This guest-post comes to us from Mira Advani Honeycutt, author of California’s Central Coast, The Ultimate Winery Guide: From Santa Barbara to Paso Robles. She frequently contributes wine and travel pieces to the Good Food Blog.
It’s not everyday that a pinot noir-tasting is included in the price of a play. That’s just what I experienced at “Rex Pickett’s Sideways the Play” at the Ruskin Group Theater tucked away at the Santa Monica Airport. We savored sublime pinot before the play and at intermission — and carried a glass of wine inside the theater to watch Miles and Jack get hammered on their Santa Ynez wine sojourn.
In the theater’s tiny lobby, a table was stacked with pinot noir glasses. There Brian Mast of Waits.Mast Family Cellars was busy uncorking bottles. As it turns out, I had met Brian and his wife Jennifer Waits briefly last month on my trip to Mendocino.
The San Francisco-based couple produces small lot (250-case annual production) of artisanal pinot noir and released their first wine in 2005. They source fruit from little known but well-cared for vineyards in Mendocino County’s Anderson Valley, Russian River and Santa Rita Hills. Production is done at San Francisco’s Bluxom Street Winery’s facility.
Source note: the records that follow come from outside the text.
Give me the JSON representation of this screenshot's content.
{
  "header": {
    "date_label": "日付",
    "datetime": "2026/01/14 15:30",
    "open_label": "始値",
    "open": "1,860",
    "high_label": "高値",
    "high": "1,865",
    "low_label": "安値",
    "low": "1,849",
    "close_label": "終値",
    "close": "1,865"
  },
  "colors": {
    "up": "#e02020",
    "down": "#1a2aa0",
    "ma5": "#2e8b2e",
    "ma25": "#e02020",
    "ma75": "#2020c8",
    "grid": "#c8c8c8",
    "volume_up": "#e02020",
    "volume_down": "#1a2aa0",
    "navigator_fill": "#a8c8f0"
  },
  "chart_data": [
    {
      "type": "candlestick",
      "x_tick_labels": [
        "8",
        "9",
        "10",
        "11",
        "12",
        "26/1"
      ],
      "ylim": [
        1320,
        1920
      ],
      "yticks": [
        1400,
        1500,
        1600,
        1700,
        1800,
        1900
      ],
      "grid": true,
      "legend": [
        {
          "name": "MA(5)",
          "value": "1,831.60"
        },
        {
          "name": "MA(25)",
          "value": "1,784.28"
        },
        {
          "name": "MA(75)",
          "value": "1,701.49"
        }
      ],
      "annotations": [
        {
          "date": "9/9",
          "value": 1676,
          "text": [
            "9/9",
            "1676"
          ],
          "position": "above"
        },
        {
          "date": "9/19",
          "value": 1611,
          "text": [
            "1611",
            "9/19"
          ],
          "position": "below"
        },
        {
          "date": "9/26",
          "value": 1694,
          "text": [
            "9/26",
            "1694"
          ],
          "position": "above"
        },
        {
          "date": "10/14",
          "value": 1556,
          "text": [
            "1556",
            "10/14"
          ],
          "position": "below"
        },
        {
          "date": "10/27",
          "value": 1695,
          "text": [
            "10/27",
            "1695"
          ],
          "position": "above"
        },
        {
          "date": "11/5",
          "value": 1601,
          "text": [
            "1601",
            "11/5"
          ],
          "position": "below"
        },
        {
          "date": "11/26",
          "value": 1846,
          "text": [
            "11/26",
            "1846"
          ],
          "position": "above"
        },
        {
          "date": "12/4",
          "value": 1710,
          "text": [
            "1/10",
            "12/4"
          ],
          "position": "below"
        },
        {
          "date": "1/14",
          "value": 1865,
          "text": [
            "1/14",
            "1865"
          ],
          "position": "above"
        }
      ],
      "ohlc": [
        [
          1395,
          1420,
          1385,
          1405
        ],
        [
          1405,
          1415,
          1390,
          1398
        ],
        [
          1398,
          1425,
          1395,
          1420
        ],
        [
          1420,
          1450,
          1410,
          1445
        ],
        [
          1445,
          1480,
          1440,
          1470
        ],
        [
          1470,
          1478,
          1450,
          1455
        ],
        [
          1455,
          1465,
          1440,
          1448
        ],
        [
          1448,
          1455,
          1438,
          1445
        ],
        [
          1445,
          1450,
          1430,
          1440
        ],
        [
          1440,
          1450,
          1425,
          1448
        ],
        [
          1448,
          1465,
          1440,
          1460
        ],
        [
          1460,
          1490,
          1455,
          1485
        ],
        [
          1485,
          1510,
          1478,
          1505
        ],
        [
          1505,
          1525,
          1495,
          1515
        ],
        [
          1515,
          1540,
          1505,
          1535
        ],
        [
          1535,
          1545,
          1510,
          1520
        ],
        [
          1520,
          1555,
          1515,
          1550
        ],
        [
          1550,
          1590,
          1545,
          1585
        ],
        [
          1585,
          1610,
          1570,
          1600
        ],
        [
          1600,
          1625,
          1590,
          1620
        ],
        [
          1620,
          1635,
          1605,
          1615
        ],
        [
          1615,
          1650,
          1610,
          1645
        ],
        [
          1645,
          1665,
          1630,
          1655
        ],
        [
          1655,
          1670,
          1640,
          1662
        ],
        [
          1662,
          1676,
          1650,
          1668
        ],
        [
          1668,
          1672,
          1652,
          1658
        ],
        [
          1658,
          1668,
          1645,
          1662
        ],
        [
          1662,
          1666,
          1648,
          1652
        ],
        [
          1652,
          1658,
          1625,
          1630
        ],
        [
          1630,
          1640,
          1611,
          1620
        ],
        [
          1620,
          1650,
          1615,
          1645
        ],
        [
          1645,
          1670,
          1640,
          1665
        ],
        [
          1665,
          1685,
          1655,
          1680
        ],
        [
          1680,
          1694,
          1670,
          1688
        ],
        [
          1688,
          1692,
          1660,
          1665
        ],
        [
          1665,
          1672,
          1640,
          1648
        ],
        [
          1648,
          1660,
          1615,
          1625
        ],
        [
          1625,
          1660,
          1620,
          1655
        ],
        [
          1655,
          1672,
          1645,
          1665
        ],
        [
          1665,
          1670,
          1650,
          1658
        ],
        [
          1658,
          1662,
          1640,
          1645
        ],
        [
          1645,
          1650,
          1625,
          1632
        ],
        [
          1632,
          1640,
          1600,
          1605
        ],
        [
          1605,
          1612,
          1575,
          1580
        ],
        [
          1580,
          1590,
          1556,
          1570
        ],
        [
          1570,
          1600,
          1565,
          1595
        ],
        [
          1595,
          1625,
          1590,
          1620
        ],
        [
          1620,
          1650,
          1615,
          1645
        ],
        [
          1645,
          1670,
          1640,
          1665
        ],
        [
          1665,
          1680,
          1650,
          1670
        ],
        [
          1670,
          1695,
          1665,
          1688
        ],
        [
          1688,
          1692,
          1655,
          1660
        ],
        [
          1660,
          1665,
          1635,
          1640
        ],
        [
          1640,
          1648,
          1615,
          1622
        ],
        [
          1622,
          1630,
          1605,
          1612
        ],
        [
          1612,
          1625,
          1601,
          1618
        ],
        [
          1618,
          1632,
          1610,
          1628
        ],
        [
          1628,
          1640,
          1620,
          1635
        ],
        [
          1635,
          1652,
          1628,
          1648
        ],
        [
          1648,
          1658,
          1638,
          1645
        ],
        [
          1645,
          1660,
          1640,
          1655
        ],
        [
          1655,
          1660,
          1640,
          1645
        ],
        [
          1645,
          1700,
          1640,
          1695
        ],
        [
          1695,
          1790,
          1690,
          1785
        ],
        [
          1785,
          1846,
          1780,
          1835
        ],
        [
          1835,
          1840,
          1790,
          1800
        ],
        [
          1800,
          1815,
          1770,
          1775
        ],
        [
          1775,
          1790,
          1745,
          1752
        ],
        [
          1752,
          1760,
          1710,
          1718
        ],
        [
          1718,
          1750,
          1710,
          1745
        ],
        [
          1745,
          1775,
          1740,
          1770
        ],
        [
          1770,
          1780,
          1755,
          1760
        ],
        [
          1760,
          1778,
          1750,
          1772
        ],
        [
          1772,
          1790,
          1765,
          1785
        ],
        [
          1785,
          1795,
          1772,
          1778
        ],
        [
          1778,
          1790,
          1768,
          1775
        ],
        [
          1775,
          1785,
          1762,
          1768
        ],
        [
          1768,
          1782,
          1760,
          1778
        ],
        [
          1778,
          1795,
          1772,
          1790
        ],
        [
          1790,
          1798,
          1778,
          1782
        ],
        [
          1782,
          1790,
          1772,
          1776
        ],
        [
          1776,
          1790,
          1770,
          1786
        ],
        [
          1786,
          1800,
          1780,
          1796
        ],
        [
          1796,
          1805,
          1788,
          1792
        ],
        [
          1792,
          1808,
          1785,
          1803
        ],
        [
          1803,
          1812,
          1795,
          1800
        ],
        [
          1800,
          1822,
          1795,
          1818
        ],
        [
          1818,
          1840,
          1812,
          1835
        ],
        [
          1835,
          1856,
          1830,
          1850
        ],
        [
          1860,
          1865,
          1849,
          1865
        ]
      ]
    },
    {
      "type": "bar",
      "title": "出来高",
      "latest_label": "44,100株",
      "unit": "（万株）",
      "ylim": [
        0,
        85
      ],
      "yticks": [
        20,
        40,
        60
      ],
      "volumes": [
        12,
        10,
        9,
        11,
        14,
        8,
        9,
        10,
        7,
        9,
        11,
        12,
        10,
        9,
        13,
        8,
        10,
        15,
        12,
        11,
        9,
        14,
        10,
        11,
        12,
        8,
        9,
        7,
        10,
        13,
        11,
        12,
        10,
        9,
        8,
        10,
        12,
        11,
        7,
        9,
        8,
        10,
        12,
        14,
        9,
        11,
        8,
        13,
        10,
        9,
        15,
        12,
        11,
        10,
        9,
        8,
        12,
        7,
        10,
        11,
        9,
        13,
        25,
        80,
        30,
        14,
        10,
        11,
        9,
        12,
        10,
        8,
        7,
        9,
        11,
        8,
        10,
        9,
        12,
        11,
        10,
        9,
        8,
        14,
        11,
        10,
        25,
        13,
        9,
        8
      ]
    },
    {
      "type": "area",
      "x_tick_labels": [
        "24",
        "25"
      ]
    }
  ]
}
Pickett’s novel “Sideways” formed the basis for Alexander Payne’s hit 2004 movie comedy about the pinot-loving unpublished novelist Miles and his old pal Jack on a wine country excursion in the week leading up to Jack’s wedding. Rex has now turned the novel into a stage play.
The play’s been so successful that its run has been extended through August. Before each show, a different winery is featured, pouring what else … just pinot. The evening we attended, Brian brought along two 2009 pinots from Anderson Valley – the lush silky wine bottling from Oppenlander Vineyard and another one from Deer Meadows Vineyard exuding spice and cherry notes
Directed by Amelia Mulkey, the play follows Rex’s novel (and not so much the film) and is highly entertaining. It’s amazing how an intimate stage gets transformed ingeniously into various locations using simple props like a multi-purpose bar counter, two Murphy beds, benches, fences and a wine route sign.
The play is quite physical too as the actors get drenched, strip down to their undies and there are gunshots (one audience member mistook it for 4th of July fireworks).
And there’s a lot of drinking on stage. The bottles are all authentic boasting such labels as Sanford, Foxen, Fess Parker, even Domaine de la Romaneé Conti’s exalting La Tache and Richebourg. But what’s poured in the actors’ glasses is “faux” wine concocted by Hamilton Matthew, one of the ensemble actors and a former bartender.
A true alchemist, Hamilton brews various teas — Rooibos for the perfect hue for rosé, and calendula flowers to craft a big California chardonnay. “It lubricates the vocal cords,” he advises. Cran-apple juice is watered down and accented with drops of blue and red color to get that true pinot tint.
As for Rex, he’s on a roll. His sequel, “Vertical,” (set in Oregon’s Willamette Valley) has garnered rave book reviews and he plans to take “Sideways the Play” on the road. He’s considering a 700-acre vineyard property in Sonoma where the company could put up a Cirque du Soleil style-tent with flooring and tiered seating. The novelist has also been approached by wineries in South America and Europe as potential location for his next novel. Could a story set in South America do for malbec what “Sideways” did for pinot?